But just in case his GCSE English language ‘Writing to Persuade’ coursework-style rhetoric was too much for our tired brains to grasp, he hastily assures his dear reader that all this punk talk is just a big metaphor about politics. “I am not suggesting compulsory shoulder length hair and leather jackets for members of the shadow cabinet" guffaws Cameron through his fingertips. "The genius of the Ramones was that their songs, like Rockaway Beach or Sheena is a Punk Rocker, were incredibly short and almost unbelievably repetitive. Verses were out, perpetual choruses were in. In most tracks three chords were seen as unnecessary; two would do...similarly, the secret of effective political communication is to find the right tune and then repeat it endlessly until the message is driven home.”

From there on in the musical legacy of his purported hero Joey Ramone is abandoned and the piece devolves into a disorientating sermon ranging from CD-ROMs to Euroscepticism to a simple solution to the "puzzling conundrum" of the public housing crisis in Oxfordshire (15 years later, it’s worse than ever). "Every time a coconut," he chirps with regards to his own policies, deploying an idiom derived from a popular parish fête sidestall. He’s so unmistakably punk!

Yet Cameron is not totally devoid of wit. Beneath the glistening veneer of his slithering face, there lurks a port-fuelled nubbin of nerve endings, twitching in response to external stimuli. To Cameron then, the genius of punk music is that the message is wholly subsumed by the medium: he likes the Ramones not because of what they say, but because they all they need is “a few chords and catchy titles” to make people remember them, and he urges the Tories to do the same with their own slogans and buzzwords.

He may be nothing but foie-gras moulded around some K’NEX and shoved into Blue Harbour slacks, but Cameron has inadvertently stumbled upon a striking metaphor for the meaningless profusion of party-issued catchphrases the Tories have been spewing forth for decades: “the mess we inherited from Labour”, “hard-working families”, “a threat to national security”. The blog lays the blueprint for the now-familiar Conservative politics of stultifying repetition, shitting on a voter’s dinner plate and then telling them you made a delicious Shepherd's’ pie over and over again until they just admit defeat and tuck into the mess, mumbling thanks through a mouthful of faeces and zero-hour contracts.

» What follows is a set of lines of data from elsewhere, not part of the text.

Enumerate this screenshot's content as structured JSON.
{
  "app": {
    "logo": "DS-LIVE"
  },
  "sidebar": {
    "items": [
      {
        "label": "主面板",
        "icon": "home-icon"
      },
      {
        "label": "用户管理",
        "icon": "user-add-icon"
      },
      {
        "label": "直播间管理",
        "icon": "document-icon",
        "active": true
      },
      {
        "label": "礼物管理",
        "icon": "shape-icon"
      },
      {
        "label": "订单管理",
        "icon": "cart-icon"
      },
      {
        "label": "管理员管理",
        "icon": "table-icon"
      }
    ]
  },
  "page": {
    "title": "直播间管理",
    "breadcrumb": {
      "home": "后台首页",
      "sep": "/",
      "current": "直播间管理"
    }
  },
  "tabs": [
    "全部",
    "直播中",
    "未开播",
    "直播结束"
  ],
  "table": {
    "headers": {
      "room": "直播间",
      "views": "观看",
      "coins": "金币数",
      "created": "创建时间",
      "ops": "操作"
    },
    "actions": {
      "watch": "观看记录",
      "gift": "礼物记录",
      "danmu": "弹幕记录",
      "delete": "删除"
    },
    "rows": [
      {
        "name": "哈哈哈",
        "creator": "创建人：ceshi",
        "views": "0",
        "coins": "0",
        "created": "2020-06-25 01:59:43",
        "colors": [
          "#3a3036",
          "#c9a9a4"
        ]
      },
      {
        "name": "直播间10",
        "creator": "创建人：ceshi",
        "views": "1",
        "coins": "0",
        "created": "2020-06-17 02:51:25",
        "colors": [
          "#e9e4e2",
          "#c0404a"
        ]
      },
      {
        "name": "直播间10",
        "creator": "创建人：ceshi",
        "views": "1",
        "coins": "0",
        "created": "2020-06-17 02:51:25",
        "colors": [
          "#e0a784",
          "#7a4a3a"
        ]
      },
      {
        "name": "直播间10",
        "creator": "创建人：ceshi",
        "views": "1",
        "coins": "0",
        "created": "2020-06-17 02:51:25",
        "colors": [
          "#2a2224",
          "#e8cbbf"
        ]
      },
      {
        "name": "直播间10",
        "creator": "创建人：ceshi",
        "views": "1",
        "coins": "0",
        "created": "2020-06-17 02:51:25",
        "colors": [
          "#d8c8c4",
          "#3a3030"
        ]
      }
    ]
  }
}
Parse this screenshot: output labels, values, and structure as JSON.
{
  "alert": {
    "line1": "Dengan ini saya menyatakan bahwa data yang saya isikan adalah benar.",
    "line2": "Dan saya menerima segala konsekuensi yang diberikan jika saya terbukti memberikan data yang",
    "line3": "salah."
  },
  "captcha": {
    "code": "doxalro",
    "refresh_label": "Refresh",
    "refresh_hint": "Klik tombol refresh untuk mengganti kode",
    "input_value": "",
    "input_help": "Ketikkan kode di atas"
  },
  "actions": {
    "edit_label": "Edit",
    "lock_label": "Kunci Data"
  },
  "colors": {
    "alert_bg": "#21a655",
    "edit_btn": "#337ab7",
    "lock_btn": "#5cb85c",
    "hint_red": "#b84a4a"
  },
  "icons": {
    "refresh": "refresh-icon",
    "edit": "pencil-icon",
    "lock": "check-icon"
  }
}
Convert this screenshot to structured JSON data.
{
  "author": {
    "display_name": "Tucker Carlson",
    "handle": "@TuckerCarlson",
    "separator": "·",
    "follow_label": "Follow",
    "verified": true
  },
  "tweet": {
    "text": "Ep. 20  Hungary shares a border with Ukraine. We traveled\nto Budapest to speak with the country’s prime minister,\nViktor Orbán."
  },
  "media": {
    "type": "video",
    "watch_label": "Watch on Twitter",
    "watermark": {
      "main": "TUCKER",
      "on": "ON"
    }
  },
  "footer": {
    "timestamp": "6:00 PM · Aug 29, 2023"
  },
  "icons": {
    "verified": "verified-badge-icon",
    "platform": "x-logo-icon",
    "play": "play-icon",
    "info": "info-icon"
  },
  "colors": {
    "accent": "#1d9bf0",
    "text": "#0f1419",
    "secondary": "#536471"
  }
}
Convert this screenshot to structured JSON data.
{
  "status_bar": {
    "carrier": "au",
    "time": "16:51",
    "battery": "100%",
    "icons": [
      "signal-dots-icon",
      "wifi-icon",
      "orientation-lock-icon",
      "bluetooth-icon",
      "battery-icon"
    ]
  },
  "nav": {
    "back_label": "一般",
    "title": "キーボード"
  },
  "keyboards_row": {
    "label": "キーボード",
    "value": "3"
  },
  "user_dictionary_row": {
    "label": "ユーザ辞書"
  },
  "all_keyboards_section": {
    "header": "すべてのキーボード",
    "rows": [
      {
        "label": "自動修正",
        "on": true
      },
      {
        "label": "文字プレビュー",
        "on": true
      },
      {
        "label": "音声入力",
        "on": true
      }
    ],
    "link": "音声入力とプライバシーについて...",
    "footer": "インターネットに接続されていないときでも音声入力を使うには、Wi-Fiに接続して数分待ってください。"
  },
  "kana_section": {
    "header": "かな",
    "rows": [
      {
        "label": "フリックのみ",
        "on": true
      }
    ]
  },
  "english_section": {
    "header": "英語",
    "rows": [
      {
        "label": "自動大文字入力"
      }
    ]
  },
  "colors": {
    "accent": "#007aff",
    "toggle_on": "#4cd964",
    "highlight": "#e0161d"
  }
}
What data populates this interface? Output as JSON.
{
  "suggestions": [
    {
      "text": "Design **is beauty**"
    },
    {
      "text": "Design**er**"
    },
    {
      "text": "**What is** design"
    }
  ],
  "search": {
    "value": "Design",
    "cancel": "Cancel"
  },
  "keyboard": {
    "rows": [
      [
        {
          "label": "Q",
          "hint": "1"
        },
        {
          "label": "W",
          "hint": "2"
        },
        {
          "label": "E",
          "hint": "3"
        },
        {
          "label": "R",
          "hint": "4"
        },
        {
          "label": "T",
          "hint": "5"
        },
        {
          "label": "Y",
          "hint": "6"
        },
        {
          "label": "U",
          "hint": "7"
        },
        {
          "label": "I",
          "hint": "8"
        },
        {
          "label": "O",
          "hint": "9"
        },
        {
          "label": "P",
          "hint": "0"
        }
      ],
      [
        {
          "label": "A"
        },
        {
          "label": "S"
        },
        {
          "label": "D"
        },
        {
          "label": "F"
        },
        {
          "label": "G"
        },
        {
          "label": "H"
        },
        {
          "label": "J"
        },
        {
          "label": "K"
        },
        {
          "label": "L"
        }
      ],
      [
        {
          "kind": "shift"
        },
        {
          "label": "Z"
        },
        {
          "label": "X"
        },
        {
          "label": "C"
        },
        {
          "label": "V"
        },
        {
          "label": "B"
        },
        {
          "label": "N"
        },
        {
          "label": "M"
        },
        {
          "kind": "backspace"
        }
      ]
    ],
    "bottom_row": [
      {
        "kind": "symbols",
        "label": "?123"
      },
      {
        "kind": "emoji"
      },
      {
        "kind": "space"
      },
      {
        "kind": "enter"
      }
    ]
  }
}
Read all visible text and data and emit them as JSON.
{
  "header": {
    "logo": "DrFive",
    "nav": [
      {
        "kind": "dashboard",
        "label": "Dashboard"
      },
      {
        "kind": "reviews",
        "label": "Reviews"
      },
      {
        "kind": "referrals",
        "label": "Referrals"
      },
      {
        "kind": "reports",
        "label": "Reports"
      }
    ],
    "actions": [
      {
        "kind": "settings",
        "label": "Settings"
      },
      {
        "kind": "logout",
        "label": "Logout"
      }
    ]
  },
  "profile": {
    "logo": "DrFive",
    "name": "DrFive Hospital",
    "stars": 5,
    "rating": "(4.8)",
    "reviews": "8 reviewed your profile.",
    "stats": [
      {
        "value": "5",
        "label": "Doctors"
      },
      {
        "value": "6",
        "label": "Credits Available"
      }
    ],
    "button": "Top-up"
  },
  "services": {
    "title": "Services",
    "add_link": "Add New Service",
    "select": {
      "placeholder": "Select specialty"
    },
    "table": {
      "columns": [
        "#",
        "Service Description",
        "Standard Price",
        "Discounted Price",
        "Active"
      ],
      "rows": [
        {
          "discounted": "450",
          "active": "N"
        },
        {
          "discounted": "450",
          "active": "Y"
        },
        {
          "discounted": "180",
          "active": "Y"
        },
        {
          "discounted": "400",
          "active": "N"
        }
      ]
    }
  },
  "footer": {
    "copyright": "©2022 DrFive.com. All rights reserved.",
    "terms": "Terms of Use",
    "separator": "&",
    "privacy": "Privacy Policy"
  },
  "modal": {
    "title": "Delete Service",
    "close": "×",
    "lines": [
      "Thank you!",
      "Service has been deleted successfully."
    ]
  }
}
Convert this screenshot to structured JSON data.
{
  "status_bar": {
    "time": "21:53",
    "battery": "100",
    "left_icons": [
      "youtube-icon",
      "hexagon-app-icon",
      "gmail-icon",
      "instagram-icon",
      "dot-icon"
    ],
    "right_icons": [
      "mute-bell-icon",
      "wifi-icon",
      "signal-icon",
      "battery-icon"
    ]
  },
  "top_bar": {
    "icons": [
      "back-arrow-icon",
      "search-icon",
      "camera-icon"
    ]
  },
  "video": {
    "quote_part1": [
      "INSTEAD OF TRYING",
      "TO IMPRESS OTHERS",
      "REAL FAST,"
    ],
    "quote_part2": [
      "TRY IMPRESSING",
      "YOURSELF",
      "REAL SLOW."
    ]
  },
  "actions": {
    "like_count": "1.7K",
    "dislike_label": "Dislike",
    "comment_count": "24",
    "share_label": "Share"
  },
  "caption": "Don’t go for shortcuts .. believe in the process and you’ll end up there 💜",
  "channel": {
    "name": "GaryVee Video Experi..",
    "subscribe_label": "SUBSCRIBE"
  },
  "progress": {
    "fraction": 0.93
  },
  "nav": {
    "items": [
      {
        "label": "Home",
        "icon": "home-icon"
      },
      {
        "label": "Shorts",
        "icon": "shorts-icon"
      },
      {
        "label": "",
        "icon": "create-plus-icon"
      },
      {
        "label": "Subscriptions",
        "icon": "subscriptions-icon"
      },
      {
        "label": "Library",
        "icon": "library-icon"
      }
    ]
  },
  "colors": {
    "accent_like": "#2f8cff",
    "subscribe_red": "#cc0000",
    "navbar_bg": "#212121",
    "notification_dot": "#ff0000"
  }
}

“I am yet to find a voter in Witney who dissents from the two chord riff: ‘Your taxes are up but public services have got worse,’” Cameron writes of his own door-to-door campaigning. His commitment to message discipline has continued in this absolute fashion ever since, regardless of context, regardless of accuracy. His robotic repetition that Labour trashed the economy and the Conservatives are the safe pair of hands who have brought Britain back from the brink is believed by most people, despite two-thirds of economists and the government’s own office of budget responsibility saying that Tory austerity harmed the economy.

Of course, David Cameron is not a punk. David Cameron is that coked-up Deloitte grad scheme dickhead that your big sister went to uni with who turns up at your house party and tries to put on “Angels” by Robbie Williams, then ends up fingering some girl in the downstairs loo because he followed her around for an hour and a half making unfunny jokes and she’s finally noticed how expensive his watch is. If he cannot seduce the electorate with policy (“not the problem,” he says), he will simply hammer the same “two-chord riff” louder than the “background noise” of actual, critical debate.

Fifteen years later, this post-punk policy still reverberates in his catchphrase-driven dogma, as the Tories continue to trounce the opposition despite growing inequality, 2.3 million children in poverty and most families being worse off than when the Tories came to power. But Cameron just keeps singing that song, and isn't it catchy though?

“Swarm mess swarm mess stability mess security mess labour’s mess - gabba gabba hey!”

Feature by Matthew Broomfield and Anna McCully Stewart.